In October 2019 we will also welcome literary translator and non-fiction writer Ekaterina Petrova from Bulgaria, in partnership with the Elizabeth Kostova Foundation.
Ekaterina Petrova is a literary translator, nonfiction writer, and interpreter. She holds an MFA in Literary Translation from the University of Iowa, where she was awarded the Iowa Arts Fellowship and helped edit the Exchanges Journal of Literary Translation.
Currently based in Sofia, she has been a translator-in-residence at Open Letter Books in Rochester, New York, and at the “Pristina has no river” program in Prishtina, Kosovo. Her literary translations and nonfiction writing have appeared in various Bulgarian and English-language publications.
In November 2019, we will be joined by two writers from Korea, Kim Heayeon and Kang Youngsook. Their residencies are supported by the Arts Council of Korea.
Kim Heayeon was born in Seoul, Korea. She majored in German literature and after a long period of working for a publishing company, she became fascinated with children’s books from England, especially the works of Roald Dahl and Philippa Pearce. In 2004, she won the Hans Christian Andersen Award in Korea with A Farewell Gift, and the Golden Goblin Award in 2009 with I’m a Cuckoo.
She has written approximately ten books for children and teenagers, including The Bakery of Coincidence.
Kang Young-sook is a feminist South Korean author. She often writes about the female grotesque, delving into varying genres, such as urban noir, fantasy, and climate fiction. Since her debut in 1998, she has published a number of novels and short story collections, and has received many prestigious awards, such as the Hanguk Ilbo Literature Prize, Kim Yujeong Literary Award, and Lee Hyo-seok Literature Award, among others.
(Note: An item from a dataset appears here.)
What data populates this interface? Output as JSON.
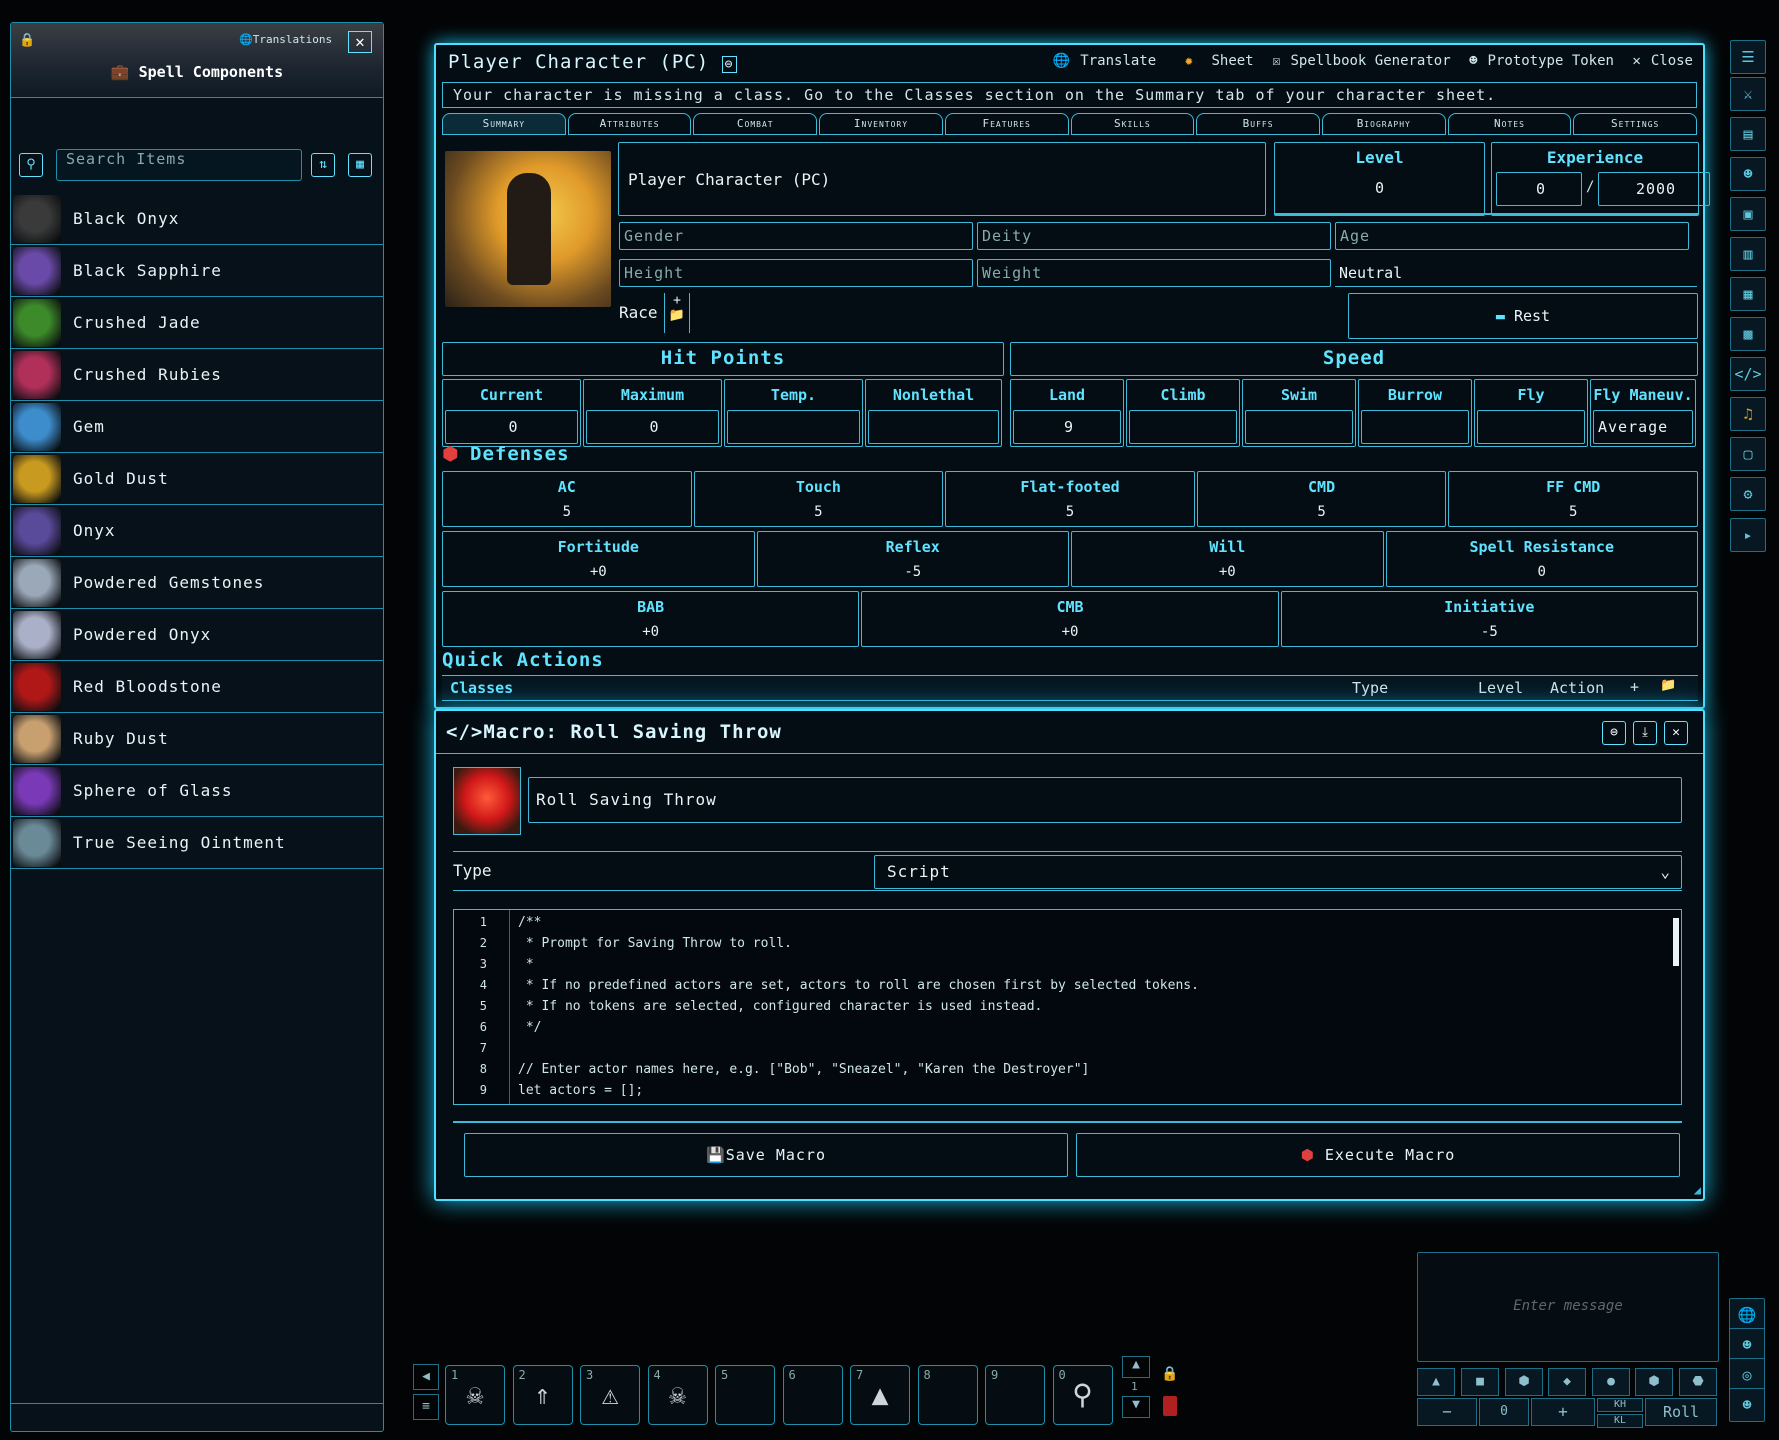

She participated in the International Writing Program’s fall residency at the University of Iowa in 2009, and was also a visiting writer-in-residence at UC Berkeley in 2014. She currently teaches creative writing at Ewha Womans University and Korea National University of Arts.
In November, UK writer Katie Hale will head to Brussels for a residency at Passa Porta.
Born in Cumbria, Katie’s poetry pamphlet, Breaking the Surface, was published by Flipped Eye in 2017. She recently won the Buzzwords Poetry Prize, the Jane Martin Poetry Prize and the Ware Poetry Prize.During her residency Katie will be working on a collection of poetry that explores the ways in which our identity is shaped by those who come before us. Her debut novel, My Name is Monster, is due from Canongate in June 2019.
The Passa Porta exchange will continue in April 2020, when Flemish writer Els Beerten will spend a month at Dragon Hall in Norwich, while UK writer Claudine Toutoungi will head to Brussels to spend a month at Passa Porta.
Els Beerten is one of Belgium’s leading young adult novelists, who is working on a coming-of-age novel about two young Italian boys in the wake of the Second World War. The story is set in Belgium, Italy and England.While in Norwich, Els is keen to interact with the city and its inhabitants. She says: ‘I would like to find out in Norwich what traces the war left in the hands of the coastal inhabitants. In Norwich I would like to spend some time in exchange with the inhabitants of the city and surroundings, listening to the stories.’
Claudine Toutoungi is a playwright and poet. While in Brussels she will be working on her second collection of poetry, Scrap (Carcanet, 2020). She says: ‘I am keen for the poems to explore varied forms of dislocation – spatial, linguistic, and emotional and to investigate the double takes, confusions and collisions of modern urban life. One hugely appealing aspect of a stay in Brussels is the opportunity to absorb the atmosphere of a highly cultured, multilingual city. I find cities which offer a melting-pot of languages and literary influences incredibly inspiring.’